Now, Jim, you said a gap year can be just a few months?
So what if people don't want to take a whole year out?
Well, everyone gets confused when you say gap year.
They are like, "What? It's a whole year?"
No, it's not. A gap year is just time-out between life stages.
People from all ages and all backgrounds take a gap year, you know.
And the majority of this time, I'd say, it's usually only for three to nine months.
Anyway, back to the question.
If people only want to travel for a month or so, then there are a number of short gap options.
For example, they can travel around China or Southeast Asia, taking in the sights.
They can volunteer in South America and they can go on an overland tour in Africa.
There are endless opportunities out there.
All you need to do is to decide what it is you want to see and do.
Short gaps are like ultra-concentrated gap years.
Now, another question. You yourself travelled and volunteered in your gap year.
So why is that a good option?
Because you are not only making a direct difference to local peoples' lives, but you're also learning more about a specific culture and society.
Often you can learn a lot more about an area volunteering than just travelling around.
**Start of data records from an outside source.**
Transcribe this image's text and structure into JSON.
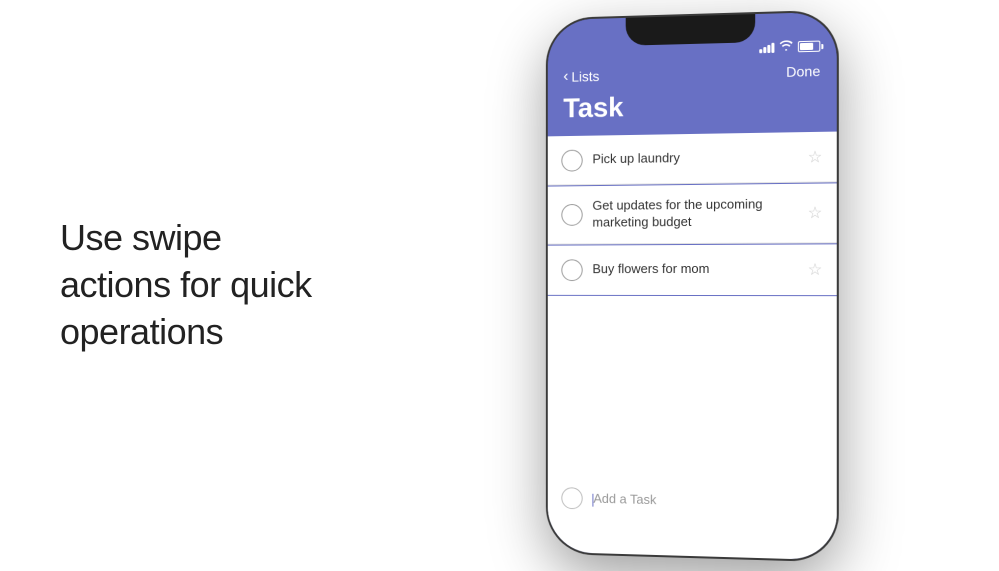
{
  "left": {
    "tagline": "Use swipe actions for quick operations"
  },
  "phone": {
    "statusBar": {
      "timeHidden": true
    },
    "navBar": {
      "backLabel": "Lists",
      "doneLabel": "Done"
    },
    "pageTitle": "Task",
    "tasks": [
      {
        "id": 1,
        "text": "Pick up laundry",
        "starred": false
      },
      {
        "id": 2,
        "text": "Get updates for the upcoming marketing budget",
        "starred": false
      },
      {
        "id": 3,
        "text": "Buy flowers for mom",
        "starred": false
      }
    ],
    "addTaskPlaceholder": "Add a Task",
    "colors": {
      "accent": "#6870c4"
    }
  }
}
We'd love to find out what is on people's travel list.
Could you tell us yours?
I think a travel list has to be as ridiculous as possible.
It has to be made up of things that are achievable and things that are, perhaps, unachievable.
After all, what do you do when you've done everything?
Um, on my travel list: No.1, cage diving with great white sharks;
No.2, hitch-hiking across America from New York to San Francisco;
No.3, touring overland in Africa;
and No.4 is climbing Mt. Qomolangma, which, let's be honest, I need to think twice.
So Jim, you've travelled a huge amount for somebody who's only 26 years old.
I'm curious. How did you get the travel bug?
Well, firstly, I grew up in an international household with a German mother and an Italian-American father.
So our daily lives and conversations always were more global in a lot of ways.
Thus, I always saw the world as small and attainable.
Secondly, when I was 16, I left home to go to the United World College,which is a 2-year boarding school with students from 90 different countries.
There, I really grew to see the entire world as an interconnected place, and began to think of myself less with national identities and more through global and human lenses.
These two things really explain my love for the world and help to explain my love of travel, I guess.
Oh, I see.
And what will visiting every country in the world mean to you personally?
For me, it'll be about how much I've learned.
It will be a validation of my ability to think critically and analyze the different ways that societies try to function.
There's so much to learn from personal experience or being in a place.
And I love travel, because to me, it's about constant learning.
Yeah. "Travel broadens one's mind", as the saying goes.
Well, Jim, thank you very much for joining us on the interview.
This is the end of Part Two of the interview.
Questions 6 to 10 are based on what you've just heard.
Question 6.What does the man say about a gap year?
Question 7.According to the man, why is volunteering a good option?
Question 8.Which of the following activities is the man least likely to do?
Question 9.What contributes to the man's love for travelling?
Question 10.What does the man see as a personal benefit of global travelling?